Posted on August 12th, 2013 by The Red Headed Lawyer

After the divorce process has been completed, many people often feel relieved.  But there’s still work to be done. There are a few very important things you should do after you’ve received your divorce decree, in order to prevent any inconveniences in the future.

The first thing you should do is thoroughly read the divorce decree. Often times, people make the mistake of assuming they know what’s in the decree, so there’s no need to read it. You want to reread your copy of the divorce decree to ensure that it contains no mistakes. If, when reading the decree, you see any typos or other mistakes, immediately notify your divorce lawyer so that he or she can have them corrected.

The next thing you should do is to follow through on your obligations. After reading your divorce decree, you’ll have a list of tasks you need to complete. For example, the divorce decree may require you to remove your spouse’s name from your home loan by either selling your home or refinancing your mortgage. Making a list is a good idea because it will help you avoid being in violation of your divorce agreement simply because you forgot to do something.

Updating some important documents is also a must. After a divorce, your ex spouse’s name is probably still listed on many legal and financial documents, including some you may not see on a regular basis. Your legal name and address may have also changed. Therefore, you should update documents such as, your will, power of attorney, life insurance polices, emergency contact information that is on file with an employer, checking accounts, savings accounts, and credit card accounts.

Lastly, you should take some time to reconnect with family and friends. A divorce is a major life-changing event. It is stressful and disruptive to your regular routine. Take some time to yourself, meet new friends, join a gym, or even take a vacation. If you have children, remember that their lives have also been shaken up. Spend extra time with them to provide reassurance that everything is OK. Younger children in particular may have trouble coming to terms with the divorce, so pay attention to what they’re saying and what’s left unsaid.
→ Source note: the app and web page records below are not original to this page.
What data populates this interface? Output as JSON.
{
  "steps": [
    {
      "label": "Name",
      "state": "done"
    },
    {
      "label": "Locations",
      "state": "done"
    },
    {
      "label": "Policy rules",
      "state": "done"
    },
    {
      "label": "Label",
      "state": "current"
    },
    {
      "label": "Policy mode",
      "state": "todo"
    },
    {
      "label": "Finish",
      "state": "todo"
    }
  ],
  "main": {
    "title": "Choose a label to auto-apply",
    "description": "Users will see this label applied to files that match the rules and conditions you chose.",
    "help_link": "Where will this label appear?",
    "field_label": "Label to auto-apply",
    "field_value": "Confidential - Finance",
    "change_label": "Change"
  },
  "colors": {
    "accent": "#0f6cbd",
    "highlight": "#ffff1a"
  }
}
Consider talking to a family therapist if you think your children are having a difficult time adjusting.